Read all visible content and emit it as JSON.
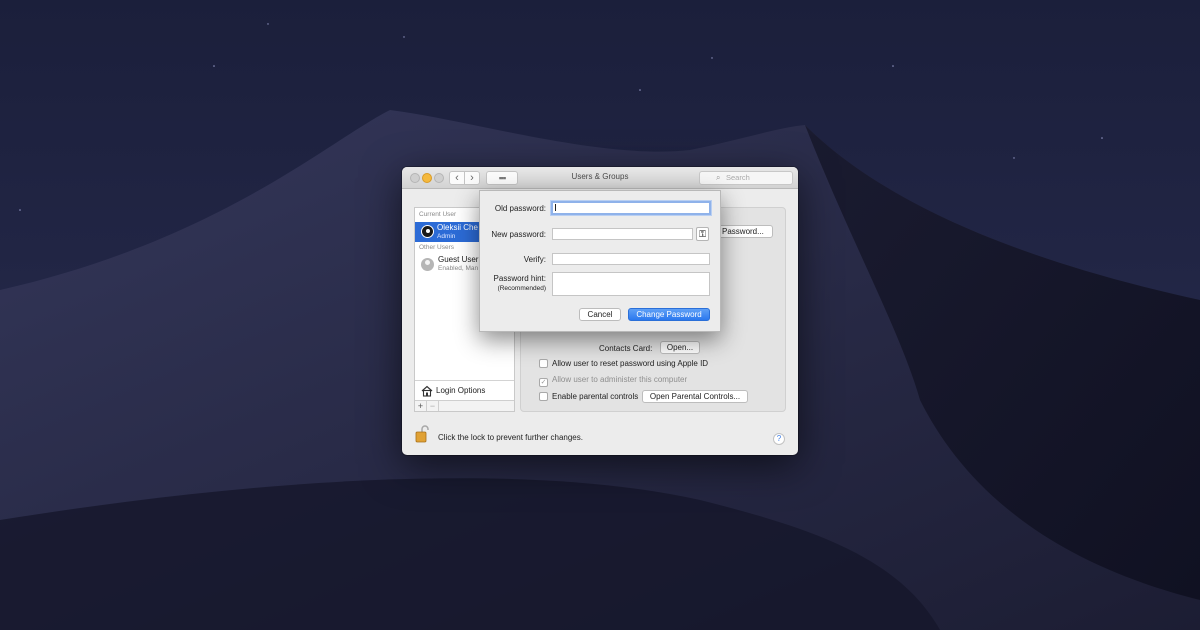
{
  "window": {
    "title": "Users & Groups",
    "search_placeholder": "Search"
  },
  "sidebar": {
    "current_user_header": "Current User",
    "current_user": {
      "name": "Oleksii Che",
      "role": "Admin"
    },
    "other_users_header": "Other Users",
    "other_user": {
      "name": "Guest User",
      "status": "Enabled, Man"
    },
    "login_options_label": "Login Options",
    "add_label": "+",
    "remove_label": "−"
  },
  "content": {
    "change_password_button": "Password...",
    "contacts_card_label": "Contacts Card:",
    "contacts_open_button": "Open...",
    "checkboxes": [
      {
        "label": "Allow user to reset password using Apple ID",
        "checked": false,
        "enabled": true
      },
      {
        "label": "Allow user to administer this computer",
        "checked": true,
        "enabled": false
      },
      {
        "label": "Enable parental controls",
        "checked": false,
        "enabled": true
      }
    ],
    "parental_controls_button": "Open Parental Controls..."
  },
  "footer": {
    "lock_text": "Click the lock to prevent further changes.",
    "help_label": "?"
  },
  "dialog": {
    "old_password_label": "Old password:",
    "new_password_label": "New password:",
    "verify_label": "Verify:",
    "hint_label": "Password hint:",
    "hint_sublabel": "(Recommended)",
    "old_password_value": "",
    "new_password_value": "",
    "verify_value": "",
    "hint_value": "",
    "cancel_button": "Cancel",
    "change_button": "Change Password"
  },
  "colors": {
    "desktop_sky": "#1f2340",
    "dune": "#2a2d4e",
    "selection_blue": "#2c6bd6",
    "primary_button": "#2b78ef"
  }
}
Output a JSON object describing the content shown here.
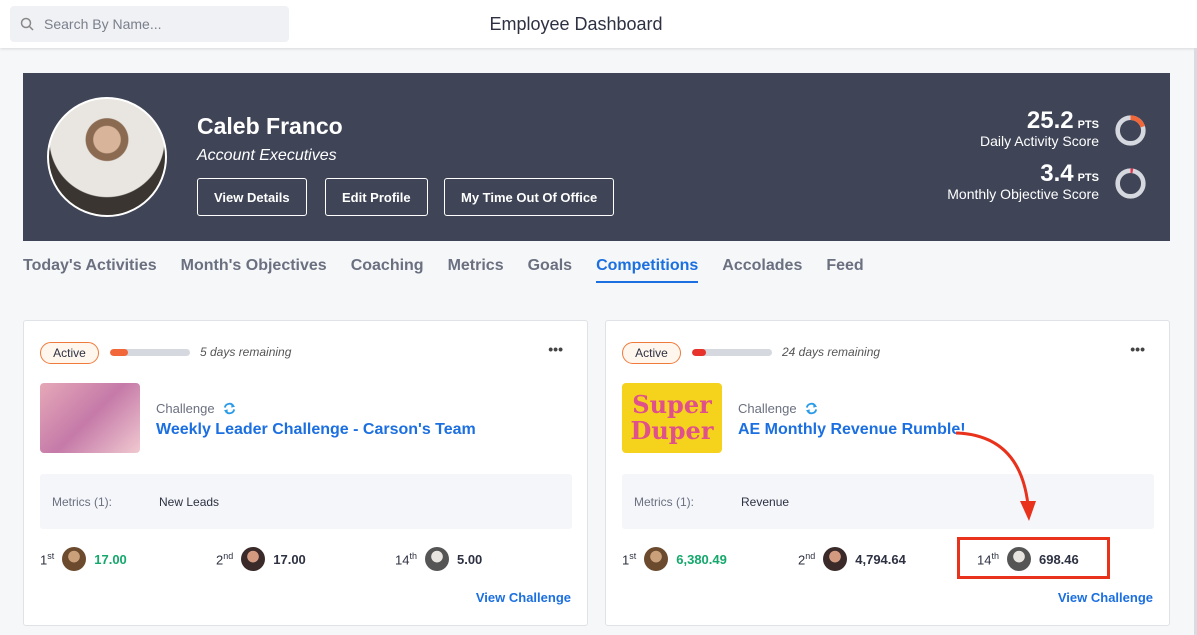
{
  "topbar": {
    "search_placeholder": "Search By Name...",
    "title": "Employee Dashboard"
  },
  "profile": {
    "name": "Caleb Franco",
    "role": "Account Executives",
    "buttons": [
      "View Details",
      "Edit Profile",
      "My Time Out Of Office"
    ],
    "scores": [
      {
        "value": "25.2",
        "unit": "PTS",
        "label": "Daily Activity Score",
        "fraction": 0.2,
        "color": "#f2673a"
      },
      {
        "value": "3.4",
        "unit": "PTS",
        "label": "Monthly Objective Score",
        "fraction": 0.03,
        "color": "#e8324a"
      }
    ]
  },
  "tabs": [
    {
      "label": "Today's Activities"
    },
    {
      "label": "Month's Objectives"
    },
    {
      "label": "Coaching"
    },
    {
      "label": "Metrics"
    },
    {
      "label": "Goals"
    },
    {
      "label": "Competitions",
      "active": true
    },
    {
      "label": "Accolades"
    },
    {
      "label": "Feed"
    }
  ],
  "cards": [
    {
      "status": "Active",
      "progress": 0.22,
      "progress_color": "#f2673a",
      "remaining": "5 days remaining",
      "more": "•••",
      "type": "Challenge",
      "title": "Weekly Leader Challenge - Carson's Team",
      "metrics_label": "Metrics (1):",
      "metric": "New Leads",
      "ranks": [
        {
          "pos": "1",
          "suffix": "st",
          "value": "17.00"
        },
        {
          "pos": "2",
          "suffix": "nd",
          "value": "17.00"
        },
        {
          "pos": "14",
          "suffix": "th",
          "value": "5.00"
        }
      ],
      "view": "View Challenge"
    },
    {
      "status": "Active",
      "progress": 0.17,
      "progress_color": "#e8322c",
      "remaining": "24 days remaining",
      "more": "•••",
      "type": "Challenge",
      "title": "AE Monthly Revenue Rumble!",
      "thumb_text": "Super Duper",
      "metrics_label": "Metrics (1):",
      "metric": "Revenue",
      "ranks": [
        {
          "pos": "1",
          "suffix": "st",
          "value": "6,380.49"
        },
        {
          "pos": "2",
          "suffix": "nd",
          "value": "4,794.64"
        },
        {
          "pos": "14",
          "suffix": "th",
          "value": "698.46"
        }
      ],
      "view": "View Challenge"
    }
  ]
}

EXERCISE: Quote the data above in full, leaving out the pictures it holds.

REPLY TO THE EXERCISE:
Read all visible content and emit it as JSON.
{
  "window": {
    "title": "Users & Groups",
    "search_placeholder": "Search"
  },
  "sidebar": {
    "current_user_header": "Current User",
    "current_user": {
      "name": "Oleksii Che",
      "role": "Admin"
    },
    "other_users_header": "Other Users",
    "other_user": {
      "name": "Guest User",
      "status": "Enabled, Man"
    },
    "login_options_label": "Login Options",
    "add_label": "+",
    "remove_label": "−"
  },
  "content": {
    "change_password_button": "Password...",
    "contacts_card_label": "Contacts Card:",
    "contacts_open_button": "Open...",
    "checkboxes": [
      {
        "label": "Allow user to reset password using Apple ID",
        "checked": false,
        "enabled": true
      },
      {
        "label": "Allow user to administer this computer",
        "checked": true,
        "enabled": false
      },
      {
        "label": "Enable parental controls",
        "checked": false,
        "enabled": true
      }
    ],
    "parental_controls_button": "Open Parental Controls..."
  },
  "footer": {
    "lock_text": "Click the lock to prevent further changes.",
    "help_label": "?"
  },
  "dialog": {
    "old_password_label": "Old password:",
    "new_password_label": "New password:",
    "verify_label": "Verify:",
    "hint_label": "Password hint:",
    "hint_sublabel": "(Recommended)",
    "old_password_value": "",
    "new_password_value": "",
    "verify_value": "",
    "hint_value": "",
    "cancel_button": "Cancel",
    "change_button": "Change Password"
  },
  "colors": {
    "desktop_sky": "#1f2340",
    "dune": "#2a2d4e",
    "selection_blue": "#2c6bd6",
    "primary_button": "#2b78ef"
  }
}
Output a JSON object describing the content shown here.
{
  "topbar": {
    "search_placeholder": "Search By Name...",
    "title": "Employee Dashboard"
  },
  "profile": {
    "name": "Caleb Franco",
    "role": "Account Executives",
    "buttons": [
      "View Details",
      "Edit Profile",
      "My Time Out Of Office"
    ],
    "scores": [
      {
        "value": "25.2",
        "unit": "PTS",
        "label": "Daily Activity Score",
        "fraction": 0.2,
        "color": "#f2673a"
      },
      {
        "value": "3.4",
        "unit": "PTS",
        "label": "Monthly Objective Score",
        "fraction": 0.03,
        "color": "#e8324a"
      }
    ]
  },
  "tabs": [
    {
      "label": "Today's Activities"
    },
    {
      "label": "Month's Objectives"
    },
    {
      "label": "Coaching"
    },
    {
      "label": "Metrics"
    },
    {
      "label": "Goals"
    },
    {
      "label": "Competitions",
      "active": true
    },
    {
      "label": "Accolades"
    },
    {
      "label": "Feed"
    }
  ],
  "cards": [
    {
      "status": "Active",
      "progress": 0.22,
      "progress_color": "#f2673a",
      "remaining": "5 days remaining",
      "more": "•••",
      "type": "Challenge",
      "title": "Weekly Leader Challenge - Carson's Team",
      "metrics_label": "Metrics (1):",
      "metric": "New Leads",
      "ranks": [
        {
          "pos": "1",
          "suffix": "st",
          "value": "17.00"
        },
        {
          "pos": "2",
          "suffix": "nd",
          "value": "17.00"
        },
        {
          "pos": "14",
          "suffix": "th",
          "value": "5.00"
        }
      ],
      "view": "View Challenge"
    },
    {
      "status": "Active",
      "progress": 0.17,
      "progress_color": "#e8322c",
      "remaining": "24 days remaining",
      "more": "•••",
      "type": "Challenge",
      "title": "AE Monthly Revenue Rumble!",
      "thumb_text": "Super Duper",
      "metrics_label": "Metrics (1):",
      "metric": "Revenue",
      "ranks": [
        {
          "pos": "1",
          "suffix": "st",
          "value": "6,380.49"
        },
        {
          "pos": "2",
          "suffix": "nd",
          "value": "4,794.64"
        },
        {
          "pos": "14",
          "suffix": "th",
          "value": "698.46"
        }
      ],
      "view": "View Challenge"
    }
  ]
}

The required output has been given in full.